Besides interfacial phonon transport, other aspects of thermal transport can also attract attention. In addition to the linear Fourier's law of thermal conduction, Zhu et al. introduced non-linear thermal radiation following Stefan-Boltzmann law to asymmetric holey composites to realize the thermal rectifier. Li et al. demonstrated a ultra-broadband selective absorber with a hierarchical structure. A better understanding of phonon transport within a bulk material can be guided by simulations. Chen et al. revisited the thermal transport within type-I clathrate Ba8Si46 by iteratively solving Peierls-Boltzmann transport equation with first-principles interatomic force constants. Their study provided fundamental physical insights into the impacts of rattlers on the lattice thermal conductivity of clathrates.

In short, the rapid development of nanotechnology has introduced unprecedented opportunities in advancing the current research of nanoscale heat transport. This Research Topic has shown the rich physics of this still vibrant research field. More interesting results are anticipated in the future.

Author Contributions

QH drafted the editorial. NY helped to revise it. NL and XR read the editorial.

Conflict of Interest

The authors declare that the research was conducted in the absence of any commercial or financial relationships that could be construed as a potential conflict of interest.

Keywords: thermal, phonon, transport, interface, radiation

Citation: Hao Q, Yang N, Lu N and Ruan X (2019) Editorial: Energy Transport for Nanostructured Materials. Front. Energy Res. 7:109. doi: 10.3389/fenrg.2019.00109

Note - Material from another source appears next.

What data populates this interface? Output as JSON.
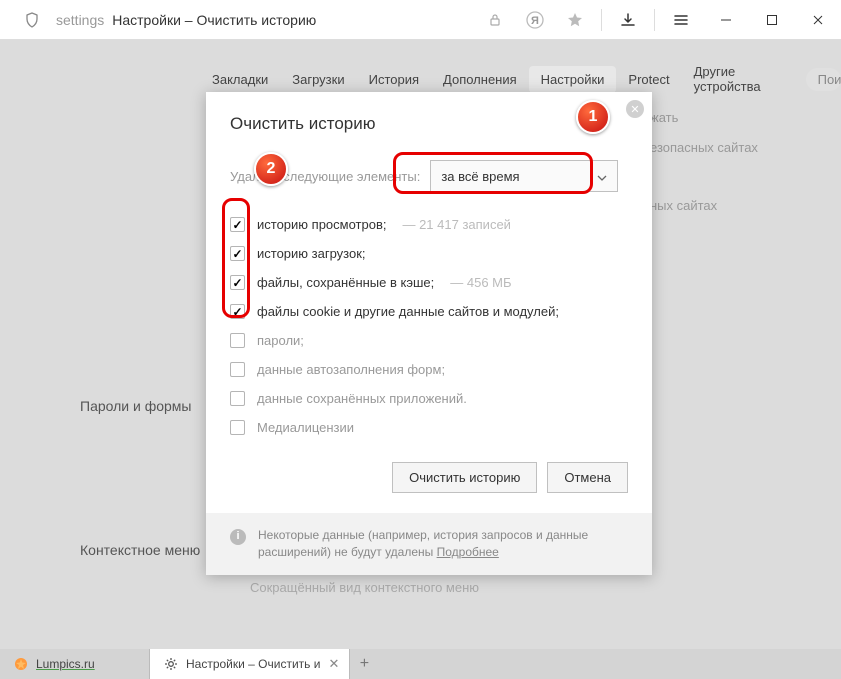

Received: 30 July 2019; Accepted: 23 September 2019;
Published: 22 November 2019.

Edited by:

Bingqing Wei, University of Delaware, United States

Reviewed by:

Dexian Ye, Virginia Commonwealth University, United States

Copyright © 2019 Hao, Yang, Lu and Ruan. This is an open-access article distributed under the terms of the Creative Commons Attribution License (CC BY). The use, distribution or reproduction in other forums is permitted, provided the original author(s) and the copyright owner(s) are credited and that the original publication in this journal is cited, in accordance with accepted academic practice. No use, distribution or reproduction is permitted which does not comply with these terms.

*Correspondence: Qing Hao,; Nuo Yang,